Organic chemistry is in an exciting and transformative stage. On the one hand, it is an old field with roots that trace back centuries. On the other, it could be said to be in a golden age based on the speed of discovery, expert elucidation of reaction mechanisms linking structure and function, and seamless connection of fundamental science to translational impact in numerous industries from the pharmaceutical and biotechnology industries, to fine chemical production and manufacturing, and all the way to the many venerable and new fields advancing materials design, energy sciences and synthesis of a limitless set of useful substances. Organic chemistry is strictly considered to be the science of carbon-containing materials, with several addenda such that the molecules might also contain hydrogen, oxygen, nitrogen, sulfur, and other elements. Perhaps a more progressive definition might be that the field is concerned with the conception of, design of, synthesis of, and properties of molecules that fall into this type of elemental composition. Yet, when we layer into the field all of the mechanistic aspects that contribute to the structure and function of carbon-containing compounds, we immediately see a scientific discipline without horizon in terms of structure, function, and ultimately impact on life as we know it.
The discipline of organic chemistry at Yale stands on the shoulders of numerous pioneering figures who shaped our understanding of synthetic chemistry, physical organic chemistry. In addition, Yale organic chemists also included many figures who contributed to the dawn of the now-burgeoning field of chemical biology. All of these aspects of the field are presently under study throughout the department, in the most contemporary sense. Complex molecule synthesis, the development of powerful new reactions, discovery and applications of catalysis, pioneering approaches to computational chemistry fueling fundamental discovery and translational impact – all of these activities represent state-of-the-art activities in the department. The organic chemistry portfolio is also replete with collaborative work with other scientists at Yale, including many associated with the Yale Institute of Biomolecular Design and Discovery, the Yale School of Engineering and Applied Sciences, and the Yale School of Medicine.
The current foci under study in the field of organic chemistry can be ascertained through the many faculty research websites.

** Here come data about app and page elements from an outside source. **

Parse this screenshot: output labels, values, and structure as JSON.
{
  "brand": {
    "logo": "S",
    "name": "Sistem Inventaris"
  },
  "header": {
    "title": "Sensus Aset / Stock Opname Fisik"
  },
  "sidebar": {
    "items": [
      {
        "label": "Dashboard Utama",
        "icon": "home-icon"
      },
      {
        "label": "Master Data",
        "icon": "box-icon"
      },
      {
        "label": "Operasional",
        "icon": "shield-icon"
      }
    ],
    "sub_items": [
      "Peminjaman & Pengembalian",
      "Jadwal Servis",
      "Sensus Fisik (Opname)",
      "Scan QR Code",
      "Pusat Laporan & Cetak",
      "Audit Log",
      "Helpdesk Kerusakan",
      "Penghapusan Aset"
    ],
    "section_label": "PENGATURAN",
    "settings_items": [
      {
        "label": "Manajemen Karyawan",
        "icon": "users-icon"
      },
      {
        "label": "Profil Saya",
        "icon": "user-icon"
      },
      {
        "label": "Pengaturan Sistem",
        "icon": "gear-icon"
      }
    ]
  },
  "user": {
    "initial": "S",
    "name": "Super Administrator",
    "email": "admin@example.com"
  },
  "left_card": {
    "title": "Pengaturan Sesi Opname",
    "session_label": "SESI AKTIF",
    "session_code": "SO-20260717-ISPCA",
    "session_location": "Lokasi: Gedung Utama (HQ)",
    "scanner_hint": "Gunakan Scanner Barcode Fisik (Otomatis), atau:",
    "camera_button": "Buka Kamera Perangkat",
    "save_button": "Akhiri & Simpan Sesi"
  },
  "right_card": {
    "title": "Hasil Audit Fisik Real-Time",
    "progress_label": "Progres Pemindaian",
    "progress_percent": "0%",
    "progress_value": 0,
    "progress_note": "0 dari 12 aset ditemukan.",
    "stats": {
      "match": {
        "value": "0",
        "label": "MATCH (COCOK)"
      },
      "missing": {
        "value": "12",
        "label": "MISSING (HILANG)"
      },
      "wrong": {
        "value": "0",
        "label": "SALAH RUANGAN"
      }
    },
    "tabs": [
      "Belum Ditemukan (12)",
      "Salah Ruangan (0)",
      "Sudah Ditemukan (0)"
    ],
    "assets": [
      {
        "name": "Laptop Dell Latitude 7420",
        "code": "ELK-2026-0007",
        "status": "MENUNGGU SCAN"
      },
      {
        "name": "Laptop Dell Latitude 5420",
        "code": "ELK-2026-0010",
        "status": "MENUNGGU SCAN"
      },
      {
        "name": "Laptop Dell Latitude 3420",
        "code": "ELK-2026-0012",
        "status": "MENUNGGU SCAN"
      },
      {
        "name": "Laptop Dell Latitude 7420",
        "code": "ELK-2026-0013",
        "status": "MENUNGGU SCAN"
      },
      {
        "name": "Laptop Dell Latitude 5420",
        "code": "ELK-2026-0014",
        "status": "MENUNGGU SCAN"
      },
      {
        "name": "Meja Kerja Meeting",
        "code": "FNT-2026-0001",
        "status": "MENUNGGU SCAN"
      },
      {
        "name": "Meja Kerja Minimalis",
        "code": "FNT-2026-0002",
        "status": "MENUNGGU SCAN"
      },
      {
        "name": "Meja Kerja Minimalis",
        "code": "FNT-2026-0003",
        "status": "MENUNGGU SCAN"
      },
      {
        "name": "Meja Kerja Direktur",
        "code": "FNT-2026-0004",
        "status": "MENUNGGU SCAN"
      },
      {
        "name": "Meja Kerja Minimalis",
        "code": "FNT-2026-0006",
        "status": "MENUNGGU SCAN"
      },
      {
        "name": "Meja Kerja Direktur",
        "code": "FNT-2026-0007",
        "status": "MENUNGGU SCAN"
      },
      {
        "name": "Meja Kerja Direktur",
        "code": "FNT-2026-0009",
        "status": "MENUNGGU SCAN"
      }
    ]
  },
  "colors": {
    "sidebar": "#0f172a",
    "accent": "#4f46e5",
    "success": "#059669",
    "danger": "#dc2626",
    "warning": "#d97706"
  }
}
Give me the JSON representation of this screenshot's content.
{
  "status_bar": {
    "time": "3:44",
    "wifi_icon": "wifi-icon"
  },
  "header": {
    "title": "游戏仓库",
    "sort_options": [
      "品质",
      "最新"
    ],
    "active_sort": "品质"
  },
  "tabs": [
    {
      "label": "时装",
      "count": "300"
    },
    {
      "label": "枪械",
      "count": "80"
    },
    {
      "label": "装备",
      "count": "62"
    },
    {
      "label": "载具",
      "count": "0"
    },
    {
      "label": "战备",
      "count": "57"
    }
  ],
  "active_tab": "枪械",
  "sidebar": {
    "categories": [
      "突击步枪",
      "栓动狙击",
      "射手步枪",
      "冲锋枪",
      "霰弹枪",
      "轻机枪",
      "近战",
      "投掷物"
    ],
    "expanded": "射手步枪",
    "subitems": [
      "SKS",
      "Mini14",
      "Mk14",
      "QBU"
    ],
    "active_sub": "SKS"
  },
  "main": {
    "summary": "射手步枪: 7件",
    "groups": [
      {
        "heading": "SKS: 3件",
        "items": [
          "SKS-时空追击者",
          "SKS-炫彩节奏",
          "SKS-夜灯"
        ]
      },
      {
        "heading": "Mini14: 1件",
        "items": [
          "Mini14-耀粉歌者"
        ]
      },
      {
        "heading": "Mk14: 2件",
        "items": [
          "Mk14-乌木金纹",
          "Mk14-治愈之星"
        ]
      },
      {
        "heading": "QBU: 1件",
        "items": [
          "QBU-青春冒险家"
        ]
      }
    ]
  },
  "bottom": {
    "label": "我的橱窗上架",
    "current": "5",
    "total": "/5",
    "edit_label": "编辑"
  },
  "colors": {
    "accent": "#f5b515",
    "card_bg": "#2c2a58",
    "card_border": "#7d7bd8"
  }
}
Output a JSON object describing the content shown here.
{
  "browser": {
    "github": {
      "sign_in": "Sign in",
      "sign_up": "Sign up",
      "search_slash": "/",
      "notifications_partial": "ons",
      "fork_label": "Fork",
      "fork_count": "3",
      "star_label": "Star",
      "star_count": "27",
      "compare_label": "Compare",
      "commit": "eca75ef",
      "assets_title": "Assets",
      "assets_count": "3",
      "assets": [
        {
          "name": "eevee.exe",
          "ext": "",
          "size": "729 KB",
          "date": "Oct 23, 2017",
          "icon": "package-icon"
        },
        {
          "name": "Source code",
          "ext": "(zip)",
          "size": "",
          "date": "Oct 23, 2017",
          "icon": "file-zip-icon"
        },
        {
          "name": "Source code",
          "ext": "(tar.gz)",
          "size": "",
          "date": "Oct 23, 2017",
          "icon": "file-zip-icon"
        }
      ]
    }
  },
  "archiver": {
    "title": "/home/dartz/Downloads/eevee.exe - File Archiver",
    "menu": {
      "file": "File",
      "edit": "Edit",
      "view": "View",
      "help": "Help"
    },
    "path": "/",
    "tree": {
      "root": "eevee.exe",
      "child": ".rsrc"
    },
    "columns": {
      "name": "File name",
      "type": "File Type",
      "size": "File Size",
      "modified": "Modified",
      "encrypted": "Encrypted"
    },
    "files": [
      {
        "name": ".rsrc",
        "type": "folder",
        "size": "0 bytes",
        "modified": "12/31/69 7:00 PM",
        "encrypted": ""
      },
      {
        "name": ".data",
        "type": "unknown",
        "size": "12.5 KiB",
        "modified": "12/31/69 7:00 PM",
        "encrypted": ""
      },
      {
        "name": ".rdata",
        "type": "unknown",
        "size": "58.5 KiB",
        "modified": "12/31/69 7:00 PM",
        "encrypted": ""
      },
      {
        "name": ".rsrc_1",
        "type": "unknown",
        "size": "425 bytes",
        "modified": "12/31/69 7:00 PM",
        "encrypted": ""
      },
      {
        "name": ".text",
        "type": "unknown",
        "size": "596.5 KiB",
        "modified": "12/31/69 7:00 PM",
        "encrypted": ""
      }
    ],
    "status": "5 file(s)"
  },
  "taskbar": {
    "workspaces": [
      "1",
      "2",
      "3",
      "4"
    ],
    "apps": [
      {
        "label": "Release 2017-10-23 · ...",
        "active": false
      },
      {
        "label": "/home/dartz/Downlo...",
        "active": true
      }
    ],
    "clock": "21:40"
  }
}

Extensive research is underway throughout the vast landscape of the discipline, including many projects that also bridge to other disciplines as well.
Estimates of the number of conceivable organic compounds stagger the imagination, and range in the area of 1060 (Dobson, C. M. “Chemical Space and Biology” Nature 2004, 432, 824-828). Accordingly, the study of organic chemistry – from the standpoints of structural scope, mechanisms of molecular interconversion, and from the perspective of functional impact – seems the quintessential imagination-limited endeavor.
The Chemistry Department’s focused and interdisciplinary nature makes the opportunity to contribute across the field an exciting and high-probability enterprise.